(Entries from a dataset of interfaces)
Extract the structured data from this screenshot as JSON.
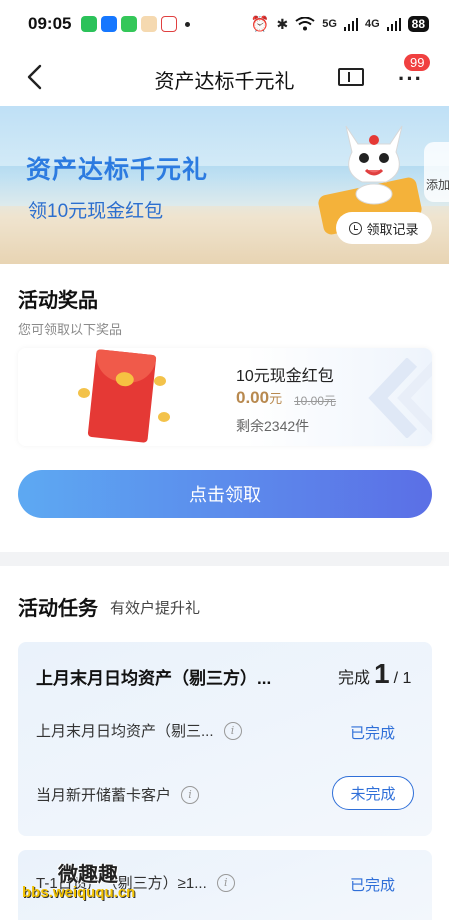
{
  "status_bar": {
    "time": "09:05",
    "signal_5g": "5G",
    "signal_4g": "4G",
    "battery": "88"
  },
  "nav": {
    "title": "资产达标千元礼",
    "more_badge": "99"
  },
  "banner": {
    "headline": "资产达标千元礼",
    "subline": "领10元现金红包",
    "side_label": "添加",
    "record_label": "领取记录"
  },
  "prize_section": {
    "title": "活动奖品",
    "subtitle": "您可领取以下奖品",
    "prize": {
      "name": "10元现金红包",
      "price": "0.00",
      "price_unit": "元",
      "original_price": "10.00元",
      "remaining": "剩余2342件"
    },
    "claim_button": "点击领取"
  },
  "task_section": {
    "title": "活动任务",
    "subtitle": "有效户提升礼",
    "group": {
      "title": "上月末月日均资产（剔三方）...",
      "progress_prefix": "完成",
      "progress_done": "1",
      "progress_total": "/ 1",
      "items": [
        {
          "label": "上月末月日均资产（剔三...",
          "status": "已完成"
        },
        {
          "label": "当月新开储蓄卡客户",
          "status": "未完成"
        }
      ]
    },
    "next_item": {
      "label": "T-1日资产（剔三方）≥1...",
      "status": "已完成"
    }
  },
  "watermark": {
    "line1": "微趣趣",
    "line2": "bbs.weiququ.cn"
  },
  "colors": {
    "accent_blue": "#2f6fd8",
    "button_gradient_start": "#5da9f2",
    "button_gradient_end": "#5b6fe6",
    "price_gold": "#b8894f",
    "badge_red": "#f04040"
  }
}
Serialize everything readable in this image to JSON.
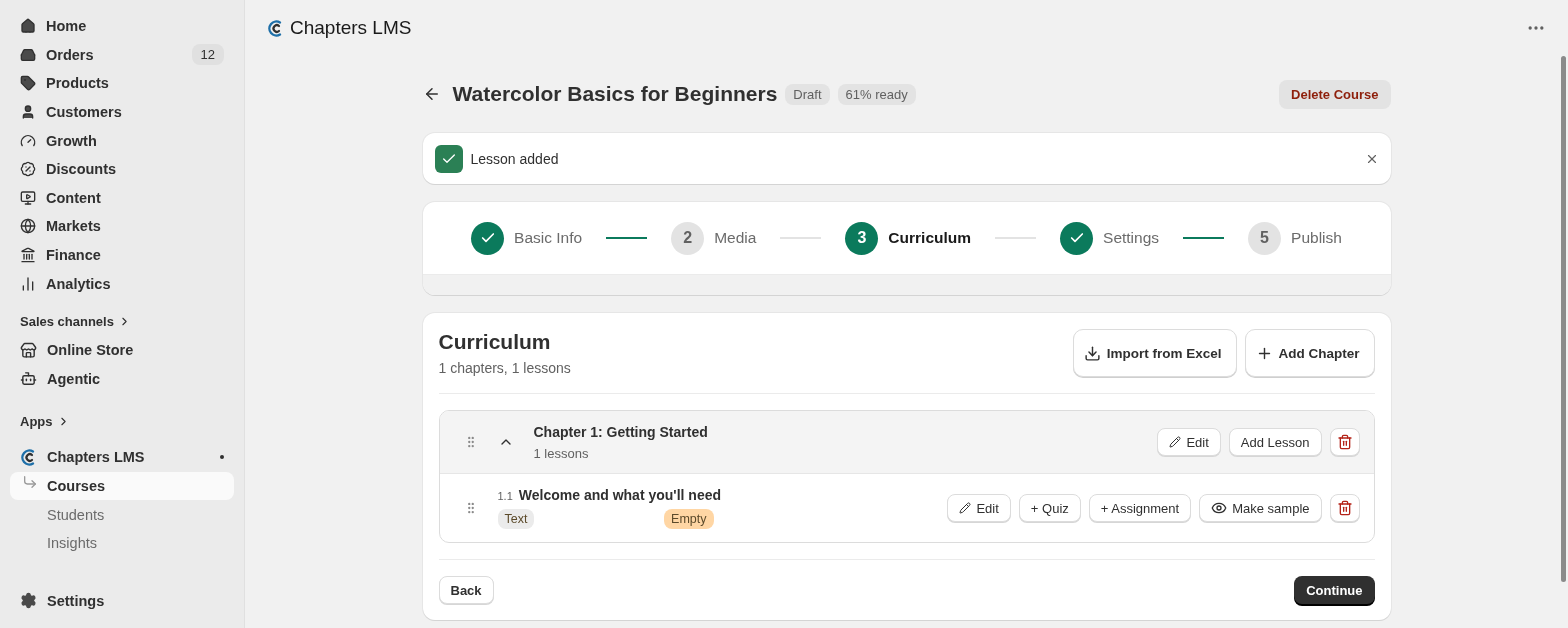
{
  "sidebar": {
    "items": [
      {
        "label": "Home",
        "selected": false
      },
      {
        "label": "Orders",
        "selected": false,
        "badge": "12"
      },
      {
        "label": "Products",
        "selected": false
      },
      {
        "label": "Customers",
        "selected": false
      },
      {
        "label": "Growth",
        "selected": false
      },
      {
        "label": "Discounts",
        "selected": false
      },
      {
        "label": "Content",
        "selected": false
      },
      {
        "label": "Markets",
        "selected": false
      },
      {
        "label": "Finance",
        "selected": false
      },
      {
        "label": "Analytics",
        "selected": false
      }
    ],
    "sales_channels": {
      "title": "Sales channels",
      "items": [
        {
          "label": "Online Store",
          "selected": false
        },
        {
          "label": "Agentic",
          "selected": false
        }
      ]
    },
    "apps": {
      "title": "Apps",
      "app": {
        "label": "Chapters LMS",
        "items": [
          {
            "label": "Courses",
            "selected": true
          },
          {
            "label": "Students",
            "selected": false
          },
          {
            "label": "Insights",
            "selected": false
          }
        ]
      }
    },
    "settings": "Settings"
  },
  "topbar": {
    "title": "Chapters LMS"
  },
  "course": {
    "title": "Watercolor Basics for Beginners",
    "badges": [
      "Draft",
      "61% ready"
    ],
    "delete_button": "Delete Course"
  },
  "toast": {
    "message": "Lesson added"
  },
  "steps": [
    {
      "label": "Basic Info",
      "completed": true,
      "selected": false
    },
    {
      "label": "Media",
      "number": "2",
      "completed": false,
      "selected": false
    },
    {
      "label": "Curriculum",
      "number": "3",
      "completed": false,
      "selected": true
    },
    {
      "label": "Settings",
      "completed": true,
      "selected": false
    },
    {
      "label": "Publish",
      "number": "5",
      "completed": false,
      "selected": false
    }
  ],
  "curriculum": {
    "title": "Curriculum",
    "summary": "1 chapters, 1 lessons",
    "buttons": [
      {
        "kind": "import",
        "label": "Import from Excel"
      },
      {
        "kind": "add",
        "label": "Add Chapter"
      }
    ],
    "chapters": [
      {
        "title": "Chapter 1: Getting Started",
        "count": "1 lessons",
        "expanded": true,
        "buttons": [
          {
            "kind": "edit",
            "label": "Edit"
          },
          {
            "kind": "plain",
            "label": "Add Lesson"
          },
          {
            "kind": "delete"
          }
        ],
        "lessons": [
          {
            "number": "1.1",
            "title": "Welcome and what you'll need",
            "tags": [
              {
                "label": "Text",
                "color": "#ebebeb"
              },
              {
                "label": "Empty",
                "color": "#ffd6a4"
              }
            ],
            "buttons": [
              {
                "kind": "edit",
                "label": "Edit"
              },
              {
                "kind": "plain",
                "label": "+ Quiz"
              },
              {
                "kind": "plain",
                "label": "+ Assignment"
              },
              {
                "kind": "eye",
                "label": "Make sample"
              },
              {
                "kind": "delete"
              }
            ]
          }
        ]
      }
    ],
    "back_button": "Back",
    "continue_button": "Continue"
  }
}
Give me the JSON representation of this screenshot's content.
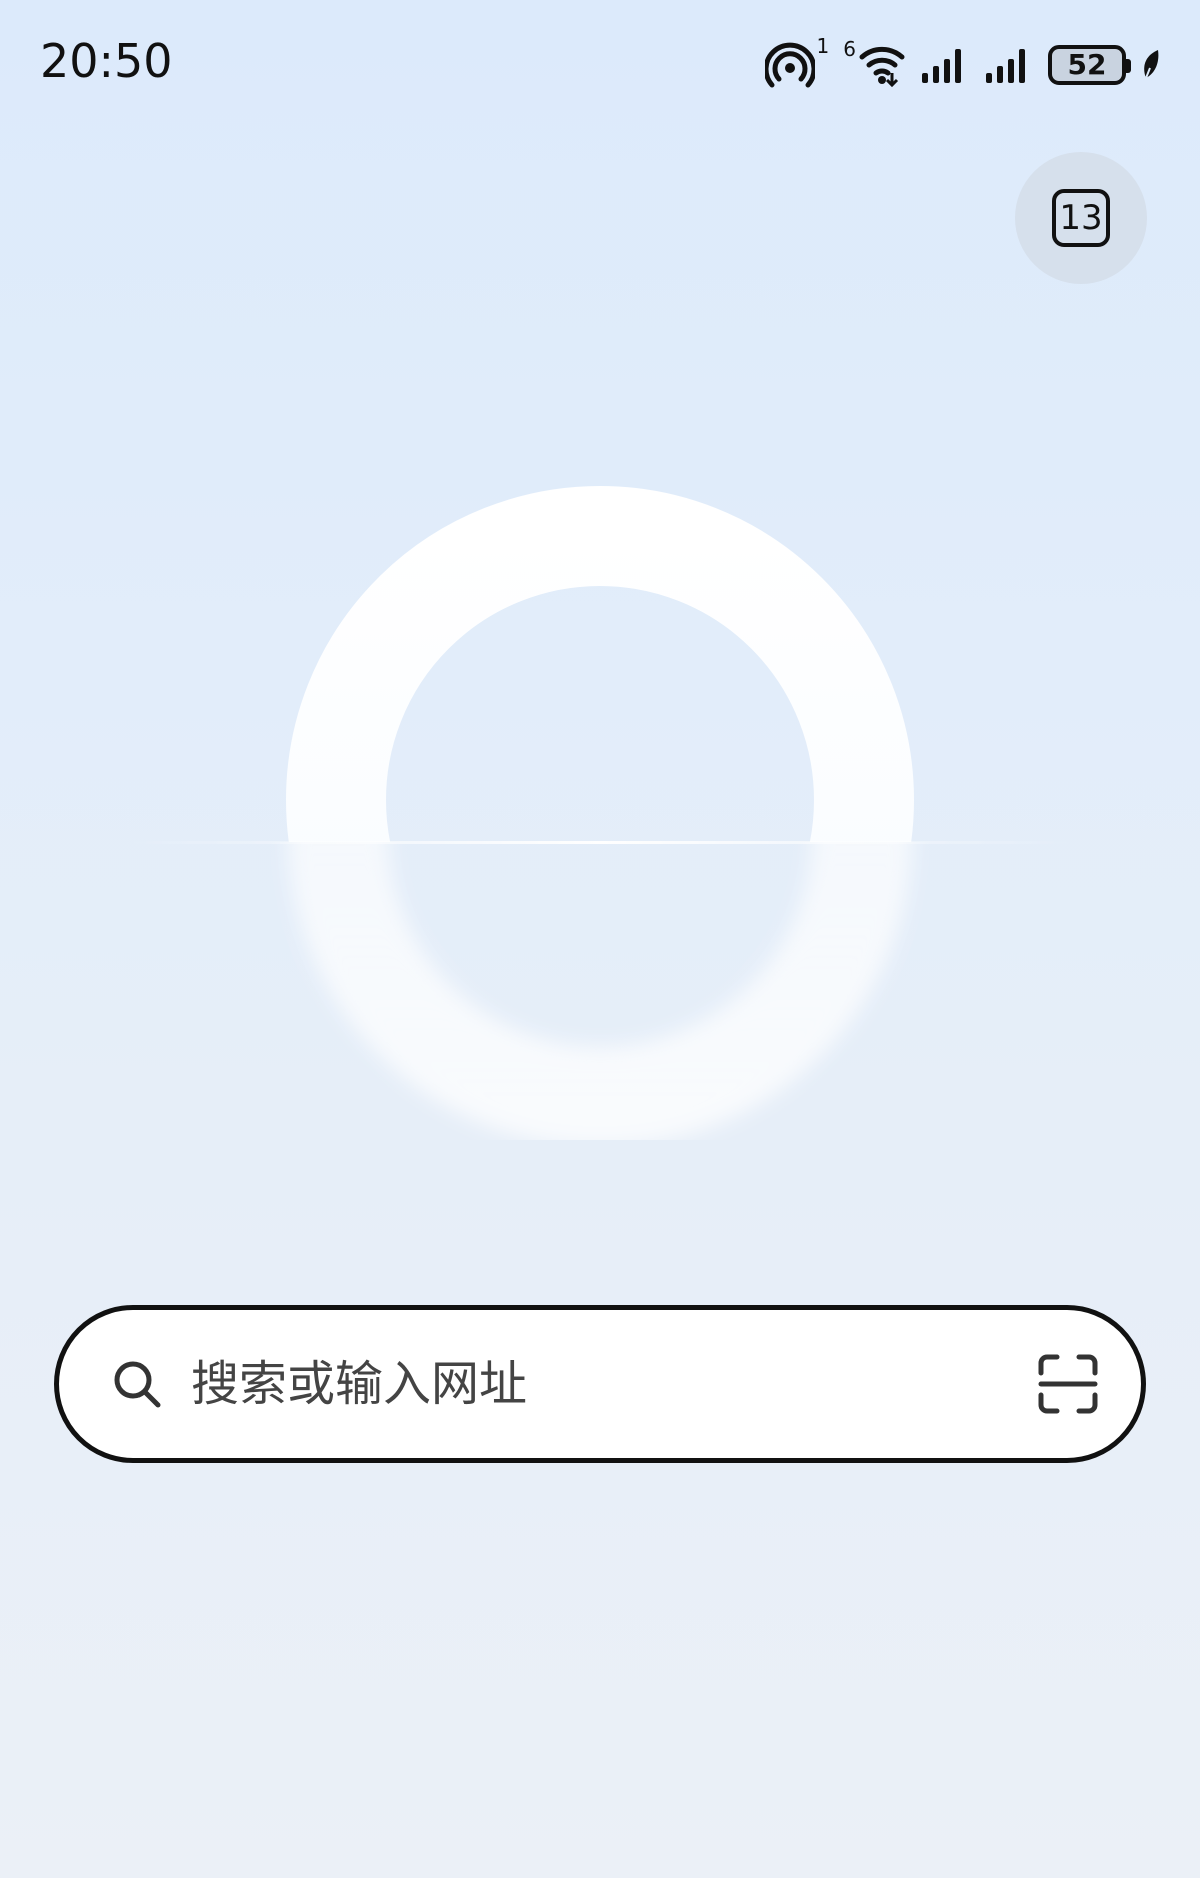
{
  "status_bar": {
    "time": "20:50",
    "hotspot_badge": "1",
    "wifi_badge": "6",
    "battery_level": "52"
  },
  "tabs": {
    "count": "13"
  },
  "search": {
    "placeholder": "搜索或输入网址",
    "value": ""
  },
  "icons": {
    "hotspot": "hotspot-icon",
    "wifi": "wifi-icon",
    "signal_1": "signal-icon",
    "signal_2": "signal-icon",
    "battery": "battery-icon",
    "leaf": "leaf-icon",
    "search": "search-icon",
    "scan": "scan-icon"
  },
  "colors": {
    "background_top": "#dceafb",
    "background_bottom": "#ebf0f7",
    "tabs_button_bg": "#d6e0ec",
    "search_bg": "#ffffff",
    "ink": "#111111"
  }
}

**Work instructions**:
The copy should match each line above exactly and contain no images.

**Output of the exercise**:
Extract the structured data from this screenshot as JSON.
{
  "status_bar": {
    "time": "09:05",
    "signal_5g": "5G",
    "signal_4g": "4G",
    "battery": "88"
  },
  "nav": {
    "title": "资产达标千元礼",
    "more_badge": "99"
  },
  "banner": {
    "headline": "资产达标千元礼",
    "subline": "领10元现金红包",
    "side_label": "添加",
    "record_label": "领取记录"
  },
  "prize_section": {
    "title": "活动奖品",
    "subtitle": "您可领取以下奖品",
    "prize": {
      "name": "10元现金红包",
      "price": "0.00",
      "price_unit": "元",
      "original_price": "10.00元",
      "remaining": "剩余2342件"
    },
    "claim_button": "点击领取"
  },
  "task_section": {
    "title": "活动任务",
    "subtitle": "有效户提升礼",
    "group": {
      "title": "上月末月日均资产（剔三方）...",
      "progress_prefix": "完成",
      "progress_done": "1",
      "progress_total": "/ 1",
      "items": [
        {
          "label": "上月末月日均资产（剔三...",
          "status": "已完成"
        },
        {
          "label": "当月新开储蓄卡客户",
          "status": "未完成"
        }
      ]
    },
    "next_item": {
      "label": "T-1日资产（剔三方）≥1...",
      "status": "已完成"
    }
  },
  "watermark": {
    "line1": "微趣趣",
    "line2": "bbs.weiququ.cn"
  },
  "colors": {
    "accent_blue": "#2f6fd8",
    "button_gradient_start": "#5da9f2",
    "button_gradient_end": "#5b6fe6",
    "price_gold": "#b8894f",
    "badge_red": "#f04040"
  }
}
Serialize everything readable in this image to JSON.
{
  "sidebar": {
    "items": [
      {
        "label": "Home",
        "selected": false
      },
      {
        "label": "Orders",
        "selected": false,
        "badge": "12"
      },
      {
        "label": "Products",
        "selected": false
      },
      {
        "label": "Customers",
        "selected": false
      },
      {
        "label": "Growth",
        "selected": false
      },
      {
        "label": "Discounts",
        "selected": false
      },
      {
        "label": "Content",
        "selected": false
      },
      {
        "label": "Markets",
        "selected": false
      },
      {
        "label": "Finance",
        "selected": false
      },
      {
        "label": "Analytics",
        "selected": false
      }
    ],
    "sales_channels": {
      "title": "Sales channels",
      "items": [
        {
          "label": "Online Store",
          "selected": false
        },
        {
          "label": "Agentic",
          "selected": false
        }
      ]
    },
    "apps": {
      "title": "Apps",
      "app": {
        "label": "Chapters LMS",
        "items": [
          {
            "label": "Courses",
            "selected": true
          },
          {
            "label": "Students",
            "selected": false
          },
          {
            "label": "Insights",
            "selected": false
          }
        ]
      }
    },
    "settings": "Settings"
  },
  "topbar": {
    "title": "Chapters LMS"
  },
  "course": {
    "title": "Watercolor Basics for Beginners",
    "badges": [
      "Draft",
      "61% ready"
    ],
    "delete_button": "Delete Course"
  },
  "toast": {
    "message": "Lesson added"
  },
  "steps": [
    {
      "label": "Basic Info",
      "completed": true,
      "selected": false
    },
    {
      "label": "Media",
      "number": "2",
      "completed": false,
      "selected": false
    },
    {
      "label": "Curriculum",
      "number": "3",
      "completed": false,
      "selected": true
    },
    {
      "label": "Settings",
      "completed": true,
      "selected": false
    },
    {
      "label": "Publish",
      "number": "5",
      "completed": false,
      "selected": false
    }
  ],
  "curriculum": {
    "title": "Curriculum",
    "summary": "1 chapters, 1 lessons",
    "buttons": [
      {
        "kind": "import",
        "label": "Import from Excel"
      },
      {
        "kind": "add",
        "label": "Add Chapter"
      }
    ],
    "chapters": [
      {
        "title": "Chapter 1: Getting Started",
        "count": "1 lessons",
        "expanded": true,
        "buttons": [
          {
            "kind": "edit",
            "label": "Edit"
          },
          {
            "kind": "plain",
            "label": "Add Lesson"
          },
          {
            "kind": "delete"
          }
        ],
        "lessons": [
          {
            "number": "1.1",
            "title": "Welcome and what you'll need",
            "tags": [
              {
                "label": "Text",
                "color": "#ebebeb"
              },
              {
                "label": "Empty",
                "color": "#ffd6a4"
              }
            ],
            "buttons": [
              {
                "kind": "edit",
                "label": "Edit"
              },
              {
                "kind": "plain",
                "label": "+ Quiz"
              },
              {
                "kind": "plain",
                "label": "+ Assignment"
              },
              {
                "kind": "eye",
                "label": "Make sample"
              },
              {
                "kind": "delete"
              }
            ]
          }
        ]
      }
    ],
    "back_button": "Back",
    "continue_button": "Continue"
  }
}
Give me the JSON representation of this screenshot's content.
{
  "status_bar": {
    "time": "20:50",
    "hotspot_badge": "1",
    "wifi_badge": "6",
    "battery_level": "52"
  },
  "tabs": {
    "count": "13"
  },
  "search": {
    "placeholder": "搜索或输入网址",
    "value": ""
  },
  "icons": {
    "hotspot": "hotspot-icon",
    "wifi": "wifi-icon",
    "signal_1": "signal-icon",
    "signal_2": "signal-icon",
    "battery": "battery-icon",
    "leaf": "leaf-icon",
    "search": "search-icon",
    "scan": "scan-icon"
  },
  "colors": {
    "background_top": "#dceafb",
    "background_bottom": "#ebf0f7",
    "tabs_button_bg": "#d6e0ec",
    "search_bg": "#ffffff",
    "ink": "#111111"
  }
}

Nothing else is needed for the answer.